Much has been made about the price difference between the legal and illegal cannabis markets in Canada, but the information surrounding the topic of prices on the illicit and licit markets is misleading.
Statistics Canada’s most recent figures from earlier this year show legal cannabis being about twice the supposed cost of illegal or black market cannabis, with legal cannabis on average selling at about $10.30 per gram compared to about $5.73 per gram for illicit cannabis.
But while the numbers for legal cannabis provided by Statistics Canada are based on verifiable numbers in legal, regulated stores both online and brick-and-mortar, the pricing for cannabis purchased from the illegal sector is based on anonymous polling data collected by the federal government. This means the data is highly subjective and open to manipulation by those providing the information.
One cannabis data collection company in Canada, CannStandard, says their own numbers show the price of illicit cannabis to be closer to about $7 a gram, based on scans of unlicensed dispensaries and online retailers.
These prices also represent a drop in prices from the same online and brick-and-mortar retailers prior to legalization, of over $8 a gram, before dropping to around $6 by March 2019 and beginning to slowly climb back up in the several months since then.

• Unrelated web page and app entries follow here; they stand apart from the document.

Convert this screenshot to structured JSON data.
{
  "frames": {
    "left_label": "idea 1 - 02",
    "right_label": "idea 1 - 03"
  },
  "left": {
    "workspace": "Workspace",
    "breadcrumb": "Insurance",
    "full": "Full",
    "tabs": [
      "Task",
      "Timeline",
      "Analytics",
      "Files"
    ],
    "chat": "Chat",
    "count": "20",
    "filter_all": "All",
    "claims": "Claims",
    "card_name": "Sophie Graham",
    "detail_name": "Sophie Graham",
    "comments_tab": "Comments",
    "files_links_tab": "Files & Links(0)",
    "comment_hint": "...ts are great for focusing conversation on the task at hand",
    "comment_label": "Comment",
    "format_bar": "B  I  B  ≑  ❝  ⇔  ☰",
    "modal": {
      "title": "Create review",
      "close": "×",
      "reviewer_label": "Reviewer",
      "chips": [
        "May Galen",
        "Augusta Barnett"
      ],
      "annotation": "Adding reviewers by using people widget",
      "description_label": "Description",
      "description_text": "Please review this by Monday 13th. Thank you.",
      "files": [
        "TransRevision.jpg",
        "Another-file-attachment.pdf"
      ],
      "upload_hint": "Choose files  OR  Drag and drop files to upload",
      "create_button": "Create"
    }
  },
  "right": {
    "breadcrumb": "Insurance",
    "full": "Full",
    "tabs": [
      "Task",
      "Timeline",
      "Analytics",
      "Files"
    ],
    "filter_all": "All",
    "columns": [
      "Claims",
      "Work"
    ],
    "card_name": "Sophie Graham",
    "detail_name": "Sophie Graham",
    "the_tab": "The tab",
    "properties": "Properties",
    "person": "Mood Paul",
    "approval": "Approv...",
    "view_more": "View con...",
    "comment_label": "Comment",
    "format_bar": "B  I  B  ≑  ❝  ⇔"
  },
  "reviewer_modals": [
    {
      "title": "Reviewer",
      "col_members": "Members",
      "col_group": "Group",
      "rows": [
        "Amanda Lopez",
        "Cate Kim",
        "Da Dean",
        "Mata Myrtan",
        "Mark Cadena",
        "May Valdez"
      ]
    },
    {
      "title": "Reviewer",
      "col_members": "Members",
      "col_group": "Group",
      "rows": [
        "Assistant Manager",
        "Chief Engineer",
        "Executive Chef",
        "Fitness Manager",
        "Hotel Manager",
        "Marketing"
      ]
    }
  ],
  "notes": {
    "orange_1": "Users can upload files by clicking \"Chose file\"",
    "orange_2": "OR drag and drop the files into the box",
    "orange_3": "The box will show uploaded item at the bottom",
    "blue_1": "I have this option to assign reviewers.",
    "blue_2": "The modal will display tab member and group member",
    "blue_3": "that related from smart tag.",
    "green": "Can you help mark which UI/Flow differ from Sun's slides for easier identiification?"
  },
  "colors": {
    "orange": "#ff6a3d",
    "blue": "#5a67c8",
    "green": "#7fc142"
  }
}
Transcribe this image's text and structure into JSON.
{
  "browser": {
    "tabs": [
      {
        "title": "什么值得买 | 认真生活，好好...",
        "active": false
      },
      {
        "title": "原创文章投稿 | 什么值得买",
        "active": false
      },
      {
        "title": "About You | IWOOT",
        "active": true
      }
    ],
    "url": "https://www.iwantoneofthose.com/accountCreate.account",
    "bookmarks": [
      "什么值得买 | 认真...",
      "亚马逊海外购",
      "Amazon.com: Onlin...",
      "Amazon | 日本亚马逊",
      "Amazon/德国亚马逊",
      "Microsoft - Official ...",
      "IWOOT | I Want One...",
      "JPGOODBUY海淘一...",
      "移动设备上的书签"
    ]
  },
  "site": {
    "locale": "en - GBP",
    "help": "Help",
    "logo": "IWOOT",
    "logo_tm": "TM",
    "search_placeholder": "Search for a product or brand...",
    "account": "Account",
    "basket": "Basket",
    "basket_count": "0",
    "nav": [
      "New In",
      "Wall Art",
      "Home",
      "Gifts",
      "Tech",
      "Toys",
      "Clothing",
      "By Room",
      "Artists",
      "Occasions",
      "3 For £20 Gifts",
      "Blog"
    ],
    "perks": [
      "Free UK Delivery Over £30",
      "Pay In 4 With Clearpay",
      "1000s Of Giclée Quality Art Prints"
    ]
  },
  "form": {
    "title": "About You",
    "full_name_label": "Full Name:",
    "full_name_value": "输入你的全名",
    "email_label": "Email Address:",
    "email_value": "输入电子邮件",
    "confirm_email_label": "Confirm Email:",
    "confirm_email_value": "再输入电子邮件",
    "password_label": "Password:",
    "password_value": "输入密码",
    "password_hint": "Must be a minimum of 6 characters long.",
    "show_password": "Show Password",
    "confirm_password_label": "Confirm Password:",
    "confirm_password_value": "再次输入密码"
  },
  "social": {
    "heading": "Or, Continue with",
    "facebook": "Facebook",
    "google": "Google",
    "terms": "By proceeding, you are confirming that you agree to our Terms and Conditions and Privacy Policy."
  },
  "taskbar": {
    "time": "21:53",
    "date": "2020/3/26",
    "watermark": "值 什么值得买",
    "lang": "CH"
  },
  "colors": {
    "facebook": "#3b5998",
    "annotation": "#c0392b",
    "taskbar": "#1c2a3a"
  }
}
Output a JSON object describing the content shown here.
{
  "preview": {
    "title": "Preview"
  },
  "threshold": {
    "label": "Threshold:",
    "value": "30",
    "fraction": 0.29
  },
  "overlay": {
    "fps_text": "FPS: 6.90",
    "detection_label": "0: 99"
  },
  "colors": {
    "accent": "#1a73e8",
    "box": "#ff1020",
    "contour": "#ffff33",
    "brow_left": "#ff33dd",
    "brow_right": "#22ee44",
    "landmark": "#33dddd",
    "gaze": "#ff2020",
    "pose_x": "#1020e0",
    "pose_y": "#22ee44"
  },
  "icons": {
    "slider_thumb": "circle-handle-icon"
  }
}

CannStandards’ data ends in December 2019 and includes 197 scans of various illegal online sources.
For larger amounts in the illicit market, the $7/g range maintains, with 3.5 grams hovering around the $25 mark and 7 grams at $50, declining slightly to $6/g with 28 grams allotments selling at around $170.
For the legal market, CannStandard did scans of nine online provincial retailers, showing average prices ranging from about $4 a gram for 28 and 30 gram packages, all the way up to around $11 a gram for single gram purchases. The average minimums are $4-5 per gram, the average max is $22-26, depending on some listings from one more highly-priced producer and listings in a territorial market with higher prices.
CannStandard’s data also shows a decline in prices on the legal market since the beginning of 2020, from over $12 a gram in early 2019 to under $11 in June 2020. The decline continues for larger amounts, as well, from 3.5 to 14 and 15 gram containers ($10, $9, $7.50/g, respectively).
For vape pens, one of the most popular products after dried flower, CannStandard scanned six provincial online retailers.
CannStandard shows an average price per gram of $10.35, which closely resembles Statistics Canada’s average of $10.30 per gram in the fourth quarter of 2019.
Brad Martin, the founder of CannStandard explains that they scan various legal and illegal sites, relying especially on data from Weedmaps. Although price is one determining factor for consumers, he also points out quality is something they are unable to track.
“During the date span,” explains Martin, “Weedmaps was the largest aggregator of cannabis product listings in Canada. From the listings placed on the website, we could track price and availability of cannabis products from around 800 stores or delivery services in Canada. Besides price, we are able to gauge the variety of genetics available and regional trends. The data tells us nothing about the actual quality of what’s listed, which is a large factor in value.”
Part of the conversation around the price of cannabis on the licit and illicit market factors into the public’s perception of the success or failure of legalization to compete with the black market.
One of the problems with Statistics Canada’s own widely cited figures for prices on the black market is that they are based entirely on anonymous polling, with people filling in a survey about how much they paid. With no verification, it’s easy to see how these prices could trend towards exaggerating a lower price point than is reflected in the actual illicit market. In a tally of the CannStandard numbers, there were 52 illicit vs 226 legal purchases, with average prices being within 13% of each other.
The perception of legal cannabis being around twice as expensive as the black market paints a picture of a far greater dichotomy than would appear to exist when scanning the known illicit market.
One possible reason for this discrepancy could also be that prices on the illicit market outside of these more professional, commercial, albeit still illegal online and brick-and-mortar pot shops are even cheaper. Many consumers simply “know a guy” who they may buy cannabis from, often in larger quantities like quarter pounds or more, and it’s reasonable to assume these prices will potentially be lower than an illicit retailer that operates on a higher profile with added costs.
Nonetheless, the official data collection method currently used to construct this dichotomy of legal vs illegal cannabis in Canada tends to exaggerate the gulf between the two markets.
In reality, it would appear that the two markets are not all that different when it comes to price unless you are buying in amounts larger than an ounce, from close friends, not more commercial illicit sources.